Neighborhood Watch

Starting in 2018, with the approval of TPD, we are transitioning from the traditional block model of Neighborhood Watch to having a neighborhood-wide Neighborhood Watch. We will use the existing RHENA Listserv for communication, and have our annual NW meeting as part of our annual RHENA meeting each year in October. However, we need a NW Block Captain for each area of the neighborhood who has contact information for everybody in their group. There could be one Block Captain or Co-Captains, and the area could cover one or two blocks. We are looking for people to take on this role their block(s).

The Block Captain(s) should become familiar with the people in their area and know how to contact them in an emergency. They should meet new neighbors and get their contact information. Neighbors should know how to reach their Block Captain. As it's also important for neighbors to recognize each other, it would be nice to plan some kind of get-together, even if it's just gathering in the street on a nice evening. Neighbors don't need to be best friends, they just need to recognize each other. Getting house numbers painted on the curb for each house is highly recommended by TPD, so first responders can locate a house quickly in an emergency. The RHENA Board can assist with this.

Go to NW Block Captains to see if there is a Block Captain for your block. Contact your Captain(s) if you want to help, or if you want join NW for your block. If there is no Block Captain, and you might be interested, contact for assistance.

Keep reading if you are interested in the process for forming a traditional Neighborhood Watch group.

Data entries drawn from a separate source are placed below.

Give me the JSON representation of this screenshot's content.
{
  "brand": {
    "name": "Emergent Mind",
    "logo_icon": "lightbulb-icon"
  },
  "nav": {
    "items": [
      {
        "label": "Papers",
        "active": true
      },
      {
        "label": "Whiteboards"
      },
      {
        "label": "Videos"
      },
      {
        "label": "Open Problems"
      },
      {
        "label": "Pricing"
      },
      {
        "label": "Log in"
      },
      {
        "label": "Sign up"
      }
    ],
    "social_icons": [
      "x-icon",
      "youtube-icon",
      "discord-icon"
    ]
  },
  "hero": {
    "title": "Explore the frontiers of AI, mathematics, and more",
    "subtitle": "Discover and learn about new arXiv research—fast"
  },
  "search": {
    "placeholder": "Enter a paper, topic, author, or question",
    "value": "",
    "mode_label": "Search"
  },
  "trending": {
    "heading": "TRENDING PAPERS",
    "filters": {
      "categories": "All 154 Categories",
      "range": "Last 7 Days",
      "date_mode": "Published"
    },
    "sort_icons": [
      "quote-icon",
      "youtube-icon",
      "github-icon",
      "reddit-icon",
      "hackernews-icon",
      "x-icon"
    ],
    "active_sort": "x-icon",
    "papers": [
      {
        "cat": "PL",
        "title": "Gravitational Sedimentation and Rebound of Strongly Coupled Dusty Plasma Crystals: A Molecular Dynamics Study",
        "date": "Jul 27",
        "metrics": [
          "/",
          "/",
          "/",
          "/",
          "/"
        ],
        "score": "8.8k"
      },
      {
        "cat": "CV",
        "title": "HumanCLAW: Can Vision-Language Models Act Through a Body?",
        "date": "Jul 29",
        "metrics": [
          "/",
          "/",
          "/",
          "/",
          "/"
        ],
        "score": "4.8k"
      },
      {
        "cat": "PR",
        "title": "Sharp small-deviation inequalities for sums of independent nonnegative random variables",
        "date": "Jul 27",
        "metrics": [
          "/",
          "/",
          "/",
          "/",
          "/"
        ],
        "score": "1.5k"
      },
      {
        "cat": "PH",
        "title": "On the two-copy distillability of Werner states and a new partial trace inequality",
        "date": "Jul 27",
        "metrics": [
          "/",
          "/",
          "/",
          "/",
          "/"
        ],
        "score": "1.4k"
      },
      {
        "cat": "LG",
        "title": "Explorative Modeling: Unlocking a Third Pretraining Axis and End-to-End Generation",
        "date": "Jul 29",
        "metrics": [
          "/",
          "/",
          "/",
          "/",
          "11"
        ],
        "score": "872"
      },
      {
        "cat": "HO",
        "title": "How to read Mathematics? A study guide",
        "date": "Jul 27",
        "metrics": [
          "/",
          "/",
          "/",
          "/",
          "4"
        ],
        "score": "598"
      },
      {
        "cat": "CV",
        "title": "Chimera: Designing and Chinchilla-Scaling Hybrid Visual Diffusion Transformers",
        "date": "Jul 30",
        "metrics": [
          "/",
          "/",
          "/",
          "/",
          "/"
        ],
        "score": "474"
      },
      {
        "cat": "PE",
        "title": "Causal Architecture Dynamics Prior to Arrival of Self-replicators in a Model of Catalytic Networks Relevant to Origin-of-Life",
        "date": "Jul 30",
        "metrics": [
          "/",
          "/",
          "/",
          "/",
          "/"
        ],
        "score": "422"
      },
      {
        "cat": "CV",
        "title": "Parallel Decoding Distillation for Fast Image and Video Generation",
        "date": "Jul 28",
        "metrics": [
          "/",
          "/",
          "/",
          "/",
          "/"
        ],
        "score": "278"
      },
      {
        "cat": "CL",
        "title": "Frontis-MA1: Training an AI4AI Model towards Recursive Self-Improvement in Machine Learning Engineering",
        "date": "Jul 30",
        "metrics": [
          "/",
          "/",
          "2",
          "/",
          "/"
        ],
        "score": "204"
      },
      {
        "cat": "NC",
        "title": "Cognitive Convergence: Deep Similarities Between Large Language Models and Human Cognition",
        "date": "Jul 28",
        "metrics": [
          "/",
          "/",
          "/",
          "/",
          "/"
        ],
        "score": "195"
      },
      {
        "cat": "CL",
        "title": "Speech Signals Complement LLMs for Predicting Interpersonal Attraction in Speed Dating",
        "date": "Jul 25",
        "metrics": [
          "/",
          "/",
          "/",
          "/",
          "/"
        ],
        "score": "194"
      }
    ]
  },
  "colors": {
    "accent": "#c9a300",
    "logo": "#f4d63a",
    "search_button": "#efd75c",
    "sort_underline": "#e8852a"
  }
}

Our goal is for every home in Richland Heights East to be part of a Neighborhood Watch (NW) Group. The Tucson Police Department (TPD) recommended that each NW group encompass one block, both sides of the street, but because our homes are far apart, they agreed that our groups should cover two blocks. So we need 12 NW groups to cover the 6 interior streets.

To include every home in RHE, we also need Watch Groups for Prince Rd, Tucson Blvd, Ft Lowell Rd, Avia Ricca, and Richland Dr. Because the exterior streets are only one side of the street, one group can cover each. This comes to a grand a total of 17 NW Groups.

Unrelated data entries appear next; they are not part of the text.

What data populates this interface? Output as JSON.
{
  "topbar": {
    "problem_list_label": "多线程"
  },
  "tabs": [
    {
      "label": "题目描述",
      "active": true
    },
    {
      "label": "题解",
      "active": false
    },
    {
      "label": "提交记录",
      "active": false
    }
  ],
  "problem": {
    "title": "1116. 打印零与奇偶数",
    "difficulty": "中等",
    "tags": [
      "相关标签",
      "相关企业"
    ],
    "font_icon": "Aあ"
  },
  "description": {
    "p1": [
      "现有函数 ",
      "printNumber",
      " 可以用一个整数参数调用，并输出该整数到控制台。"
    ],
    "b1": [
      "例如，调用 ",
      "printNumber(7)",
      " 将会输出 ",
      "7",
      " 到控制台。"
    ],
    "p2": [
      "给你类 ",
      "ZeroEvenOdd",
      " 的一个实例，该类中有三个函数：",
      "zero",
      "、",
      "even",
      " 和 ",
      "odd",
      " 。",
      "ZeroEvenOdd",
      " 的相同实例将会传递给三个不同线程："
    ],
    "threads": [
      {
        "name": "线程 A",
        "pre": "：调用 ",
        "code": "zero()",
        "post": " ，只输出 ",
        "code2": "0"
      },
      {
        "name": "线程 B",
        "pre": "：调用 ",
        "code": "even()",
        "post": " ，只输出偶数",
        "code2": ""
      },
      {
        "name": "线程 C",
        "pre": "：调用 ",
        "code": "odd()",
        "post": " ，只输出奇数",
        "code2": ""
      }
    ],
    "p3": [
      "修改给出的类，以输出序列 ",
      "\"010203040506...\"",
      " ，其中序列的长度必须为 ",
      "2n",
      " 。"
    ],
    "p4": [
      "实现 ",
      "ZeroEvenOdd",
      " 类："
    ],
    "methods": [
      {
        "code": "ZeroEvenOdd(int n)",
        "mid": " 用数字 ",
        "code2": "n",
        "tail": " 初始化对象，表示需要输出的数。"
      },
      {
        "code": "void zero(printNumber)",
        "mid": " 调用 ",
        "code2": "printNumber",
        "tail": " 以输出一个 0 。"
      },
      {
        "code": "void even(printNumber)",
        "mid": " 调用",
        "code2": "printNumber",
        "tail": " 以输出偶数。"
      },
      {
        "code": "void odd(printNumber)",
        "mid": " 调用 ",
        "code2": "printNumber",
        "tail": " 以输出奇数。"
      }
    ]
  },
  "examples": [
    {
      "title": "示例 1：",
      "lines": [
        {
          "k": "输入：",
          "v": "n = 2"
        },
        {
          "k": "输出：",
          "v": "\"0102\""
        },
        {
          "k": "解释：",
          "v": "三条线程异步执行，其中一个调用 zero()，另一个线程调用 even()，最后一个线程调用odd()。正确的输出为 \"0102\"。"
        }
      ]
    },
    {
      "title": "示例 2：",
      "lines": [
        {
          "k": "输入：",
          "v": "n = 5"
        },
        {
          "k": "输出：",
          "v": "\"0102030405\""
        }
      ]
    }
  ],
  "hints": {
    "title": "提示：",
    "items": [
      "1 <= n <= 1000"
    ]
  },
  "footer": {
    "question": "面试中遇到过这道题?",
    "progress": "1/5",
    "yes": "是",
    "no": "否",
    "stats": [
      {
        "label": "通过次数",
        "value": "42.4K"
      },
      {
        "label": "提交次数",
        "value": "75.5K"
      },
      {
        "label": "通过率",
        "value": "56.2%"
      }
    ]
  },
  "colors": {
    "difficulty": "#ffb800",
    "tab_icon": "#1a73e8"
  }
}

As of April 2018, we have seven (7) active NW Groups. Go to NW Map to see which blocks have active NW Groups.

If you live in one of the areas that does not yet have a NW Group, please consider becoming a NW leader or co-leader and establishing a group for your area. The rules are simple, and the process of meeting your neighbors is fun.

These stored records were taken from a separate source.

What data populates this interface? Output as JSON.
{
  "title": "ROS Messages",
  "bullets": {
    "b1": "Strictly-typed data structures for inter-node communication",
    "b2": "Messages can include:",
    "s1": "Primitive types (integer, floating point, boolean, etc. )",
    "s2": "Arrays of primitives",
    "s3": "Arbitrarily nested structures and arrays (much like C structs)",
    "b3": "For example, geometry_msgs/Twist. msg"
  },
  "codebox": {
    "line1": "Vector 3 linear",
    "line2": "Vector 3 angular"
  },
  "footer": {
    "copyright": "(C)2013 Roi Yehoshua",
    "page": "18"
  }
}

Here are the steps for a Neighborhood Watch leader and co-leader. (The NW Committee will work with you every step of the way! See below for contact information.)

  1. Visit each home in your area to get an indication of how many people are interested in participating, and get their names, phone numbers & email addresses. The NW Committee will provide a list of neighbors we already know as your starting point. Explain the process and try to get a commitment from each home.
  2. Contact TPD Community Outreach Officer Kara Curtis to schedule a meeting (her number is 837-7428, email
  3. Let your neighbors know the date, time and location of the meeting.
  4. At the meeting, introduce Kara and she will run the meeting. Get those present to check their information on the sign-up sheet, adding as much contact information they can. Get volunteers to commit to assisting with painting house numbers on curbs (see step # 6).
  5. Distribute the filled-in sign-up sheet and a plot map of your area to each participant (if you give the sheet with changes from the meeting to Sandy, she will provide you with a completed sheet and the map).
  6. Paint house numbers on the curbs of all houses in your Watch area (Linda has the paint and stencils for you to use).
  7. When new residents move into your NW area, invite them to be involved, and add them to the sign-up sheet. Send updated sign-up sheets to existing members and a copy to Sandy.
  8. Hold a NW meeting each year.

You can see the City of Tucson Neighborhood Watch web page at and the TPD brochure "Neighborhood Watch - A Leaders Guide to Getting Started" at

Email or call Sandy at 325-6496 to get started. We will help you in any way we can.

The Safety, Health & Consumer Council contacted the RHENA webmaster and asked us to provide a link from our website to their organization's Guide to Securing Homes.

Break-ins happen much more frequently than most people think -- and it's always a devastating experience. The Safety, Health & Consumer Council's Guide to Securing Homes was developed to help promote safety and prevention awareness. It also includes key steps and preventive measures that can go a long way in keeping homes safe and secure while everyone is away.